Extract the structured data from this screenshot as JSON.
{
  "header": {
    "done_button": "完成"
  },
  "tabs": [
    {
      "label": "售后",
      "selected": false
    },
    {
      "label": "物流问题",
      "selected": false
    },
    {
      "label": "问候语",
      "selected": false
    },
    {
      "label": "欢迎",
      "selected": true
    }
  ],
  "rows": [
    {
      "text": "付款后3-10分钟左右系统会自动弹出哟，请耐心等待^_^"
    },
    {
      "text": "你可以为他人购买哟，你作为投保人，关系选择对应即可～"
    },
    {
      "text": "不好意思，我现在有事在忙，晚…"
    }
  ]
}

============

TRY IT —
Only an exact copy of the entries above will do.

WRITTEN ANSWER —
Extract the structured data from this screenshot as JSON.
{
  "header": {
    "done_button": "完成"
  },
  "tabs": [
    {
      "label": "售后",
      "selected": false
    },
    {
      "label": "物流问题",
      "selected": false
    },
    {
      "label": "问候语",
      "selected": false
    },
    {
      "label": "欢迎",
      "selected": true
    }
  ],
  "rows": [
    {
      "text": "付款后3-10分钟左右系统会自动弹出哟，请耐心等待^_^"
    },
    {
      "text": "你可以为他人购买哟，你作为投保人，关系选择对应即可～"
    },
    {
      "text": "不好意思，我现在有事在忙，晚…"
    }
  ]
}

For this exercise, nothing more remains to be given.